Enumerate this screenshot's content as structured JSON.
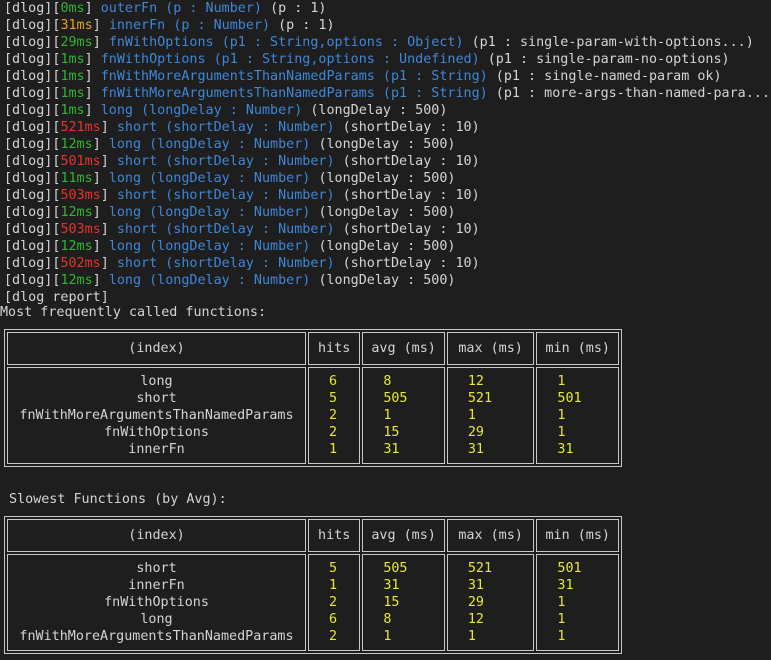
{
  "log_prefix": "[dlog]",
  "log_lines": [
    {
      "time": "0ms",
      "time_color": "green",
      "fn": "outerFn",
      "sig": "(p : Number)",
      "args": "(p : 1)"
    },
    {
      "time": "31ms",
      "time_color": "orange",
      "fn": "innerFn",
      "sig": "(p : Number)",
      "args": "(p : 1)"
    },
    {
      "time": "29ms",
      "time_color": "green",
      "fn": "fnWithOptions",
      "sig": "(p1 : String,options : Object)",
      "args": "(p1 : single-param-with-options...)"
    },
    {
      "time": "1ms",
      "time_color": "green",
      "fn": "fnWithOptions",
      "sig": "(p1 : String,options : Undefined)",
      "args": "(p1 : single-param-no-options)"
    },
    {
      "time": "1ms",
      "time_color": "green",
      "fn": "fnWithMoreArgumentsThanNamedParams",
      "sig": "(p1 : String)",
      "args": "(p1 : single-named-param ok)"
    },
    {
      "time": "1ms",
      "time_color": "green",
      "fn": "fnWithMoreArgumentsThanNamedParams",
      "sig": "(p1 : String)",
      "args": "(p1 : more-args-than-named-para...)"
    },
    {
      "time": "1ms",
      "time_color": "green",
      "fn": "long",
      "sig": "(longDelay : Number)",
      "args": "(longDelay : 500)"
    },
    {
      "time": "521ms",
      "time_color": "red",
      "fn": "short",
      "sig": "(shortDelay : Number)",
      "args": "(shortDelay : 10)"
    },
    {
      "time": "12ms",
      "time_color": "green",
      "fn": "long",
      "sig": "(longDelay : Number)",
      "args": "(longDelay : 500)"
    },
    {
      "time": "501ms",
      "time_color": "red",
      "fn": "short",
      "sig": "(shortDelay : Number)",
      "args": "(shortDelay : 10)"
    },
    {
      "time": "11ms",
      "time_color": "green",
      "fn": "long",
      "sig": "(longDelay : Number)",
      "args": "(longDelay : 500)"
    },
    {
      "time": "503ms",
      "time_color": "red",
      "fn": "short",
      "sig": "(shortDelay : Number)",
      "args": "(shortDelay : 10)"
    },
    {
      "time": "12ms",
      "time_color": "green",
      "fn": "long",
      "sig": "(longDelay : Number)",
      "args": "(longDelay : 500)"
    },
    {
      "time": "503ms",
      "time_color": "red",
      "fn": "short",
      "sig": "(shortDelay : Number)",
      "args": "(shortDelay : 10)"
    },
    {
      "time": "12ms",
      "time_color": "green",
      "fn": "long",
      "sig": "(longDelay : Number)",
      "args": "(longDelay : 500)"
    },
    {
      "time": "502ms",
      "time_color": "red",
      "fn": "short",
      "sig": "(shortDelay : Number)",
      "args": "(shortDelay : 10)"
    },
    {
      "time": "12ms",
      "time_color": "green",
      "fn": "long",
      "sig": "(longDelay : Number)",
      "args": "(longDelay : 500)"
    }
  ],
  "report_line": "[dlog report]",
  "colors": {
    "green": "#2fb52f",
    "orange": "#e8a21a",
    "red": "#e8322a",
    "blue": "#3e87d8",
    "number": "#e8e82c"
  },
  "table1": {
    "heading": "Most frequently called functions:",
    "headers": [
      "(index)",
      "hits",
      "avg (ms)",
      "max (ms)",
      "min (ms)"
    ],
    "rows": [
      [
        "long",
        "6",
        "8",
        "12",
        "1"
      ],
      [
        "short",
        "5",
        "505",
        "521",
        "501"
      ],
      [
        "fnWithMoreArgumentsThanNamedParams",
        "2",
        "1",
        "1",
        "1"
      ],
      [
        "fnWithOptions",
        "2",
        "15",
        "29",
        "1"
      ],
      [
        "innerFn",
        "1",
        "31",
        "31",
        "31"
      ]
    ]
  },
  "table2": {
    "heading": "Slowest Functions (by Avg):",
    "headers": [
      "(index)",
      "hits",
      "avg (ms)",
      "max (ms)",
      "min (ms)"
    ],
    "rows": [
      [
        "short",
        "5",
        "505",
        "521",
        "501"
      ],
      [
        "innerFn",
        "1",
        "31",
        "31",
        "31"
      ],
      [
        "fnWithOptions",
        "2",
        "15",
        "29",
        "1"
      ],
      [
        "long",
        "6",
        "8",
        "12",
        "1"
      ],
      [
        "fnWithMoreArgumentsThanNamedParams",
        "2",
        "1",
        "1",
        "1"
      ]
    ]
  }
}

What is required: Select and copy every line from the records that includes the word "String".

Response area:
      "sig": "(p1 : String,options : Object)",
      "sig": "(p1 : String,options : Undefined)",
      "sig": "(p1 : String)",
      "sig": "(p1 : String)",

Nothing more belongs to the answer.